Problem requirements: In the entries below, find each line bearing the string "heading" and copy it.

▼

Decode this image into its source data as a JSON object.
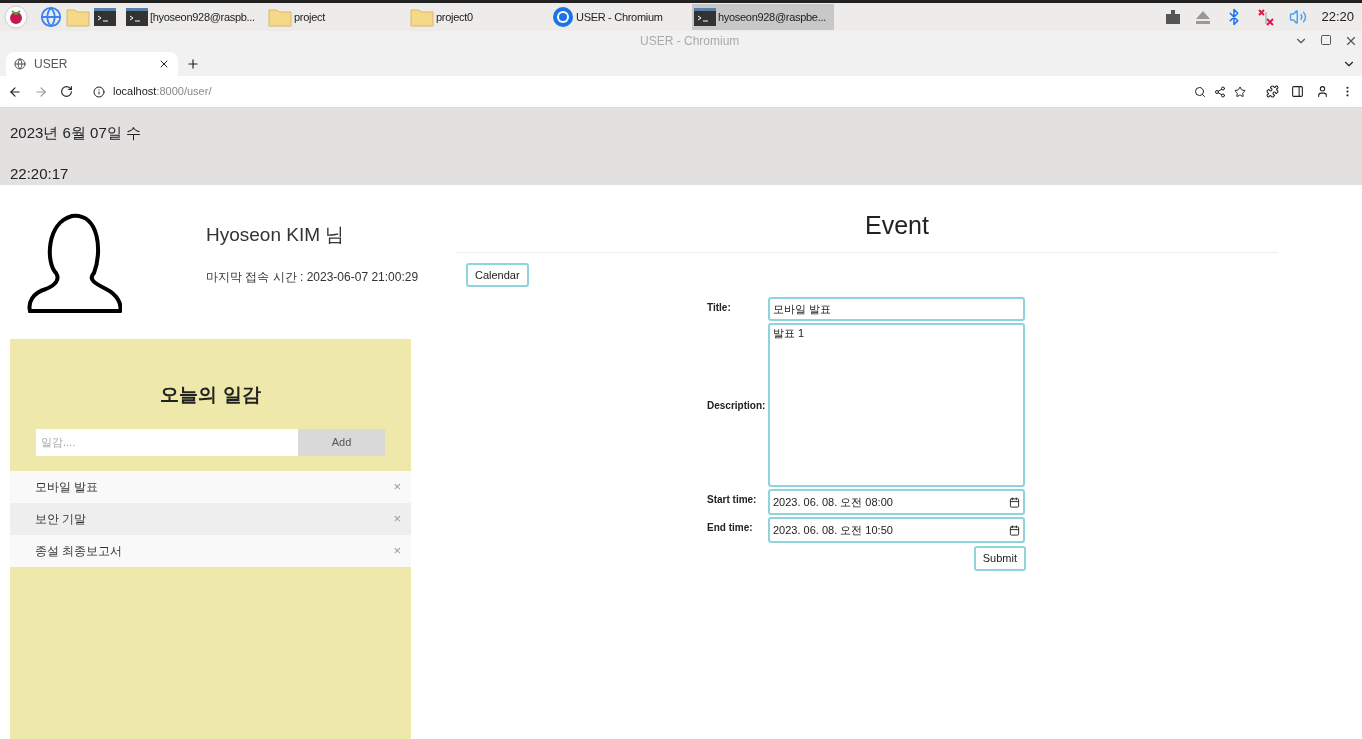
{
  "taskbar": {
    "tasks": [
      {
        "kind": "terminal",
        "label": "[hyoseon928@raspb...",
        "selected": false
      },
      {
        "kind": "folder",
        "label": "project",
        "selected": false
      },
      {
        "kind": "folder",
        "label": "project0",
        "selected": false
      },
      {
        "kind": "browser",
        "label": "USER - Chromium",
        "selected": false
      },
      {
        "kind": "terminal",
        "label": "hyoseon928@raspbe...",
        "selected": true
      }
    ],
    "clock": "22:20"
  },
  "window": {
    "title": "USER - Chromium"
  },
  "tabs": [
    {
      "label": "USER",
      "selected": true
    }
  ],
  "address": {
    "host": "localhost",
    "rest": ":8000/user/"
  },
  "header": {
    "date": "2023년 6월 07일 수",
    "time": "22:20:17"
  },
  "profile": {
    "name": "Hyoseon KIM 님",
    "last_login": "마지막 접속 시간 : 2023-06-07 21:00:29"
  },
  "todo": {
    "title": "오늘의 일감",
    "placeholder": "일감....",
    "add_button": "Add",
    "items": [
      {
        "label": "모바일 발표",
        "close": "×"
      },
      {
        "label": "보안 기말",
        "close": "×"
      },
      {
        "label": "종설 최종보고서",
        "close": "×"
      }
    ]
  },
  "event": {
    "title": "Event",
    "calendar_button": "Calendar",
    "fields": [
      {
        "kind": "text",
        "label": "Title:",
        "value": "모바일 발표"
      },
      {
        "kind": "textarea",
        "label": "Description:",
        "value": "발표 1"
      },
      {
        "kind": "datetime",
        "label": "Start time:",
        "value": "2023. 06. 08. 오전 08:00"
      },
      {
        "kind": "datetime",
        "label": "End time:",
        "value": "2023. 06. 08. 오전 10:50"
      }
    ],
    "submit": "Submit"
  }
}
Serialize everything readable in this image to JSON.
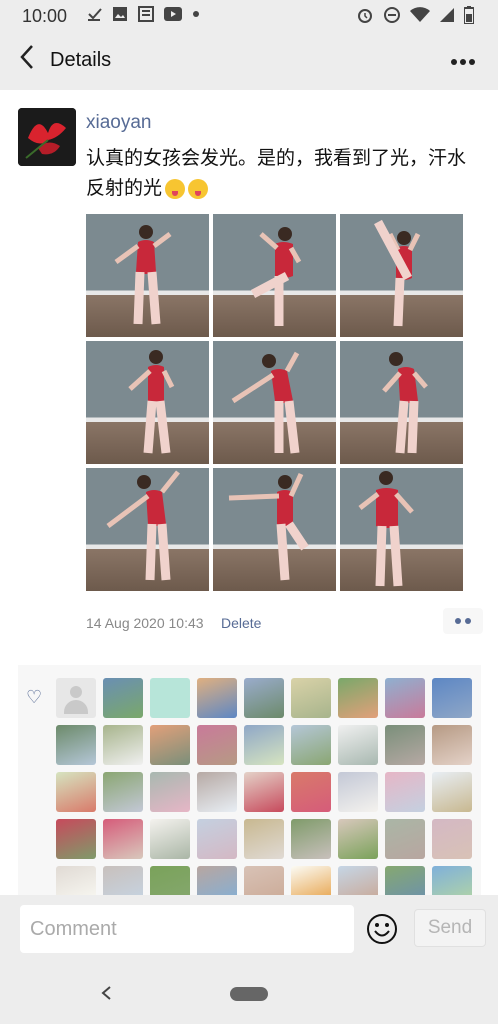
{
  "status_bar": {
    "time": "10:00",
    "left_icons": [
      "download-icon",
      "image-icon",
      "news-icon",
      "youtube-icon",
      "dot-icon"
    ],
    "right_icons": [
      "alarm-icon",
      "do-not-disturb-icon",
      "wifi-icon",
      "signal-icon",
      "battery-icon"
    ]
  },
  "header": {
    "title": "Details"
  },
  "post": {
    "username": "xiaoyan",
    "text": "认真的女孩会发光。是的，我看到了光，汗水反射的光",
    "emojis": [
      "tongue-wink-emoji",
      "tongue-wink-emoji"
    ],
    "photo_count": 9,
    "timestamp": "14 Aug 2020 10:43",
    "delete_label": "Delete"
  },
  "likes": {
    "count_rows": 5,
    "avatars": [
      "default",
      "portrait",
      "nice-sticker",
      "person",
      "skier",
      "cartoon-duck",
      "sunflowers",
      "field",
      "landscape",
      "garden",
      "man-field",
      "sunset",
      "pink-flowers",
      "city-skyline",
      "tree-winter",
      "cartoon-bat",
      "tree-house",
      "dog",
      "flowers-vase",
      "potted-plant",
      "river",
      "castle",
      "girl",
      "sunset-sky",
      "cherry-blossom",
      "kids",
      "snow",
      "rose",
      "red-flowers",
      "dog-white",
      "boy",
      "beach",
      "tree",
      "woman",
      "fish-bowl",
      "flowers",
      "girl-drawing",
      "couple",
      "green-field",
      "kids-group",
      "girl-hair",
      "text-sticker",
      "water",
      "trees",
      "ocean",
      "girl-smile",
      "orange"
    ]
  },
  "comment_bar": {
    "placeholder": "Comment",
    "send_label": "Send"
  },
  "colors": {
    "link": "#576b95",
    "background": "#ededed",
    "leotard": "#c8283a"
  }
}
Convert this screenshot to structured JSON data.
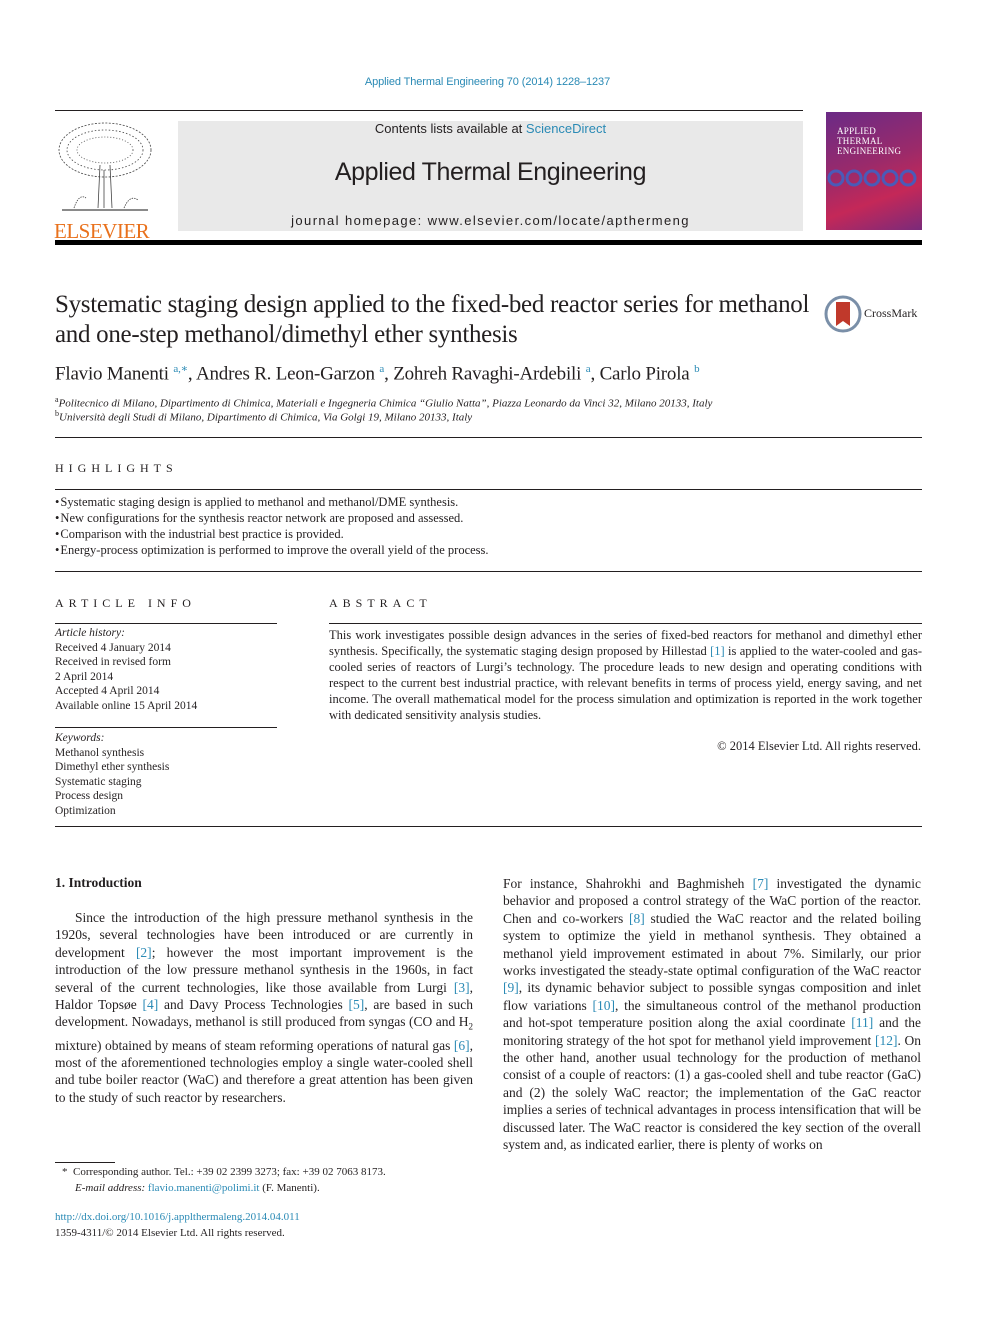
{
  "journal_ref": "Applied Thermal Engineering 70 (2014) 1228–1237",
  "header": {
    "publisher_logo_text": "ELSEVIER",
    "contents_prefix": "Contents lists available at ",
    "contents_link": "ScienceDirect",
    "journal_name": "Applied Thermal Engineering",
    "homepage": "journal homepage: www.elsevier.com/locate/apthermeng",
    "cover_title_lines": [
      "APPLIED",
      "THERMAL",
      "ENGINEERING"
    ]
  },
  "article": {
    "title": "Systematic staging design applied to the fixed-bed reactor series for methanol and one-step methanol/dimethyl ether synthesis",
    "crossmark_label": "CrossMark",
    "authors": [
      {
        "name": "Flavio Manenti",
        "sup": "a,∗"
      },
      {
        "name": "Andres R. Leon-Garzon",
        "sup": "a"
      },
      {
        "name": "Zohreh Ravaghi-Ardebili",
        "sup": "a"
      },
      {
        "name": "Carlo Pirola",
        "sup": "b"
      }
    ],
    "affiliations": [
      {
        "key": "a",
        "text": "Politecnico di Milano, Dipartimento di Chimica, Materiali e Ingegneria Chimica “Giulio Natta”, Piazza Leonardo da Vinci 32, Milano 20133, Italy"
      },
      {
        "key": "b",
        "text": "Università degli Studi di Milano, Dipartimento di Chimica, Via Golgi 19, Milano 20133, Italy"
      }
    ]
  },
  "highlights": {
    "heading": "HIGHLIGHTS",
    "items": [
      "Systematic staging design is applied to methanol and methanol/DME synthesis.",
      "New configurations for the synthesis reactor network are proposed and assessed.",
      "Comparison with the industrial best practice is provided.",
      "Energy-process optimization is performed to improve the overall yield of the process."
    ]
  },
  "article_info": {
    "heading": "ARTICLE INFO",
    "history_label": "Article history:",
    "history": [
      "Received 4 January 2014",
      "Received in revised form",
      "2 April 2014",
      "Accepted 4 April 2014",
      "Available online 15 April 2014"
    ],
    "keywords_label": "Keywords:",
    "keywords": [
      "Methanol synthesis",
      "Dimethyl ether synthesis",
      "Systematic staging",
      "Process design",
      "Optimization"
    ]
  },
  "abstract": {
    "heading": "ABSTRACT",
    "text_before_ref": "This work investigates possible design advances in the series of fixed-bed reactors for methanol and dimethyl ether synthesis. Specifically, the systematic staging design proposed by Hillestad ",
    "ref": "[1]",
    "text_after_ref": " is applied to the water-cooled and gas-cooled series of reactors of Lurgi’s technology. The procedure leads to new design and operating conditions with respect to the current best industrial practice, with relevant benefits in terms of process yield, energy saving, and net income. The overall mathematical model for the process simulation and optimization is reported in the work together with dedicated sensitivity analysis studies.",
    "copyright": "© 2014 Elsevier Ltd. All rights reserved."
  },
  "intro": {
    "heading": "1.  Introduction",
    "left": {
      "s1": "Since the introduction of the high pressure methanol synthesis in the 1920s, several technologies have been introduced or are currently in development ",
      "r2": "[2]",
      "s2": "; however the most important improvement is the introduction of the low pressure methanol synthesis in the 1960s, in fact several of the current technologies, like those available from Lurgi ",
      "r3": "[3]",
      "s3": ", Haldor Topsøe ",
      "r4": "[4]",
      "s4": " and Davy Process Technologies ",
      "r5": "[5]",
      "s5": ", are based in such development. Nowadays, methanol is still produced from syngas (CO and H",
      "sub": "2",
      "s6": " mixture) obtained by means of steam reforming operations of natural gas ",
      "r6": "[6]",
      "s7": ", most of the aforementioned technologies employ a single water-cooled shell and tube boiler reactor (WaC) and therefore a great attention has been given to the study of such reactor by researchers."
    },
    "right": {
      "s1": "For instance, Shahrokhi and Baghmisheh ",
      "r7": "[7]",
      "s2": " investigated the dynamic behavior and proposed a control strategy of the WaC portion of the reactor. Chen and co-workers ",
      "r8": "[8]",
      "s3": " studied the WaC reactor and the related boiling system to optimize the yield in methanol synthesis. They obtained a methanol yield improvement estimated in about 7%. Similarly, our prior works investigated the steady-state optimal configuration of the WaC reactor ",
      "r9": "[9]",
      "s4": ", its dynamic behavior subject to possible syngas composition and inlet flow variations ",
      "r10": "[10]",
      "s5": ", the simultaneous control of the methanol production and hot-spot temperature position along the axial coordinate ",
      "r11": "[11]",
      "s6": " and the monitoring strategy of the hot spot for methanol yield improvement ",
      "r12": "[12]",
      "s7": ". On the other hand, another usual technology for the production of methanol consist of a couple of reactors: (1) a gas-cooled shell and tube reactor (GaC) and (2) the solely WaC reactor; the implementation of the GaC reactor implies a series of technical advantages in process intensification that will be discussed later. The WaC reactor is considered the key section of the overall system and, as indicated earlier, there is plenty of works on"
    }
  },
  "footnote": {
    "marker": "*",
    "corresponding": "Corresponding author. Tel.: +39 02 2399 3273; fax: +39 02 7063 8173.",
    "email_label": "E-mail address:",
    "email": "flavio.manenti@polimi.it",
    "email_suffix": " (F. Manenti).",
    "doi": "http://dx.doi.org/10.1016/j.applthermaleng.2014.04.011",
    "issn": "1359-4311/© 2014 Elsevier Ltd. All rights reserved."
  },
  "colors": {
    "link": "#2a8ab5",
    "elsevier_orange": "#e9711c",
    "header_gray": "#e9e9e9"
  }
}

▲

Worked solution:
    "heading": "HIGHLIGHTS",
    "heading": "ARTICLE INFO",
    "heading": "ABSTRACT",
    "heading": "1.  Introduction",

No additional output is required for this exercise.